Story Combining All

Mrs K was found to have a brain tumor 3 years ago. Before her brain surgery, the neurosurgical nurse conducted an ACP session and spoke to her about appointing a surrogate decision maker in case of complications. Mrs K, chose her daughter, Sara, who was close to her. Mrs K expressed she was willing to live with moderate disability, as she was looking forward to her son Dan’s graduation from law school, Sara’s upcoming wedding, and grandchildren.

Before going into surgery, Mrs K called her lawyer and revised her last will and testament, and made an LPA appointing Dan the donee (Sara was hopeless with money matters). The surgery went well and Mrs K was as good as new. That is, until several months ago, when the tumor recurred and Mrs K developed behavioral abnormalities. She became apathetic and could no longer handle her household affairs. Her children were deeply saddened, but because they had already discussed it, cared for her as she had wished.

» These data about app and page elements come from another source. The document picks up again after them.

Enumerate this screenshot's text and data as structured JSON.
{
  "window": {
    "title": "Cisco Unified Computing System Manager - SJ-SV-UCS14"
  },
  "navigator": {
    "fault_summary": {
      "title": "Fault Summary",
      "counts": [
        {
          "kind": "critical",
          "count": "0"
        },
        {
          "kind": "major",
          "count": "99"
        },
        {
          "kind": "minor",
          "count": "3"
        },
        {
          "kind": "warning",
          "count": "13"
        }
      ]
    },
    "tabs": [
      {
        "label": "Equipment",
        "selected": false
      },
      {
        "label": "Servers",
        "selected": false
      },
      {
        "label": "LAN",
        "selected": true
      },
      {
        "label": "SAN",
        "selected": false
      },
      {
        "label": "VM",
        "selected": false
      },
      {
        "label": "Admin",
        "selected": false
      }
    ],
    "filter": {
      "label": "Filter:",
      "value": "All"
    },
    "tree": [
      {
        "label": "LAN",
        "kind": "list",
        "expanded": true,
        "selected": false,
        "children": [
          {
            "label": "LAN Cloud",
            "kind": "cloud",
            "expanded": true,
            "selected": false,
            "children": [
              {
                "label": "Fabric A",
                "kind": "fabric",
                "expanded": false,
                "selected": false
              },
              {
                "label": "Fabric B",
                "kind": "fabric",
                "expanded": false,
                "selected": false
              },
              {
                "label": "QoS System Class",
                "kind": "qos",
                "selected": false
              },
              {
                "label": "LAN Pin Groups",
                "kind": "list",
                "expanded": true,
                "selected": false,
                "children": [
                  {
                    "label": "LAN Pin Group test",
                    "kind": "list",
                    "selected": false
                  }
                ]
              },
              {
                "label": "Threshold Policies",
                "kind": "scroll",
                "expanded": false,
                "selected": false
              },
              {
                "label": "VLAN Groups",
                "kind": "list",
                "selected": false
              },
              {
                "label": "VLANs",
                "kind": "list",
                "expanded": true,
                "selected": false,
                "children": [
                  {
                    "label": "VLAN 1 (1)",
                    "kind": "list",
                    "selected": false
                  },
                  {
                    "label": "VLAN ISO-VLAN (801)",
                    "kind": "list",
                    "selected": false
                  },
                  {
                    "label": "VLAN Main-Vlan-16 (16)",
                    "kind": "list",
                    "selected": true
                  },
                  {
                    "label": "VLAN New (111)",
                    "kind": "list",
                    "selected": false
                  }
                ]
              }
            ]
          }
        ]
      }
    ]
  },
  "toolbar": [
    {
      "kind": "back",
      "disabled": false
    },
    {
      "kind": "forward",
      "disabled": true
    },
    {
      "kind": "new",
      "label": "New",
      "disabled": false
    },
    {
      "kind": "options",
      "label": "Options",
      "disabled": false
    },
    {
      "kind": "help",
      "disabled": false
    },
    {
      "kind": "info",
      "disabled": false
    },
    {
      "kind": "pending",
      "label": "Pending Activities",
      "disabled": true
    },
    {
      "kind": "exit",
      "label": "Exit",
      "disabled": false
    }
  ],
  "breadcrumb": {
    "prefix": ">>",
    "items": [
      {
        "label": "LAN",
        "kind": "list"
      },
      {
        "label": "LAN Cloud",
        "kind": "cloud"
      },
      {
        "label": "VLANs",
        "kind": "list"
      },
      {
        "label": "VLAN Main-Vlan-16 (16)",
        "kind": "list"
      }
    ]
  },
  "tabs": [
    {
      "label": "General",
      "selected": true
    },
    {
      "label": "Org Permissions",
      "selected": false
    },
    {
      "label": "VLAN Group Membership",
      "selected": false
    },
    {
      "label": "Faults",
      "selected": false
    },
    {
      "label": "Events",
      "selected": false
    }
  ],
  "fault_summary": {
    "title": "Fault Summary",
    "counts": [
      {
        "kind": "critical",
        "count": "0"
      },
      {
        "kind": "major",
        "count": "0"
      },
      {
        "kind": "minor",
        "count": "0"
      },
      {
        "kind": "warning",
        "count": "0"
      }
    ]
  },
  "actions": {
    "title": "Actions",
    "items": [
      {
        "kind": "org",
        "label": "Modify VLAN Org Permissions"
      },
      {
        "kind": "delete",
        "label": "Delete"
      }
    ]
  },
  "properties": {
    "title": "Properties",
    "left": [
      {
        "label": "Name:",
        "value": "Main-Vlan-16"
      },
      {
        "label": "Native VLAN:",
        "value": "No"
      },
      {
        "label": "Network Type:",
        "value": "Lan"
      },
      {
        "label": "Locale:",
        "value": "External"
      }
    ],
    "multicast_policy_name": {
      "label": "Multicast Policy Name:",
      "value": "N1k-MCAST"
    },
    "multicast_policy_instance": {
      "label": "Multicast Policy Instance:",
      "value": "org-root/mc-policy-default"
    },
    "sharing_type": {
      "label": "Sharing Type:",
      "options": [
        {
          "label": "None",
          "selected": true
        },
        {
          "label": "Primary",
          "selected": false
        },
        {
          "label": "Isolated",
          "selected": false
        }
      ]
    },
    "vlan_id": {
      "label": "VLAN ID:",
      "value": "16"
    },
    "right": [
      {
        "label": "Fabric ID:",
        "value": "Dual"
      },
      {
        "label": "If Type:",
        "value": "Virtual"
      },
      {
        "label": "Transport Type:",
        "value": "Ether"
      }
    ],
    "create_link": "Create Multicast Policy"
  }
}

When Mrs K deteriorated, Sara arranged for home nursing, called the doctors in when required, and decided against hospitalisation as that was against her mother’s stated wishes. Dan paid the bills and managed his mother’s finances.

An AMD was not applicable and no one sought to check if Mrs K had one, because Mrs K declined gradually and death was not “imminent”.


See, that wasn’t so difficult, was it?


* The donee in an LPA can only make basic healthcare decisions and cannot make any decisions which involve refusing life sustaining treatment or treatment required to prevent
a serious deterioration in the condition of the person lacking capacity – see Guidelines. (edited 20 Jan 2015)

Tender Love

This picture of an old gentleman tenderly feeding his wife appealed to me. She’s smiling gratefully back at him too.

(From a museum in Lanzhou, China.)

We can die quickly or decline slowly. In full awareness and pain, or in a fog of blurred comprehension. May we fill each and every one of our days surrounded by love and loved ones.

Me Grandma?

Brothers and sisters I have none,
But that woman’s mother is my mother’s daughter.

Another Woman by Amanda Heng

The other day when talking to me Mom referred to my daughter as H__.

Now H__  is my paternal aunt who used to live with us when I was a child. Now with grown children of her own, my aunt is living in another city and we last saw her a couple of years back.

Mom said her name so naturally, she was not aware anything was amiss.

That set me wondering, was Mom transported back in time to the years my aunt was living with us? If so, and Mom thought my daughter was her sister-in-law, did she think I was her mother-in-law?

Am I now mistaken for my GRANDMA??

Or perhaps Mom just affixed the name to my daughter, as there is some physical resemblance between my daughter and my aunt. That would indicate Mom is no longer able to distinguish clearly between some people.

It is quite a sobering thought.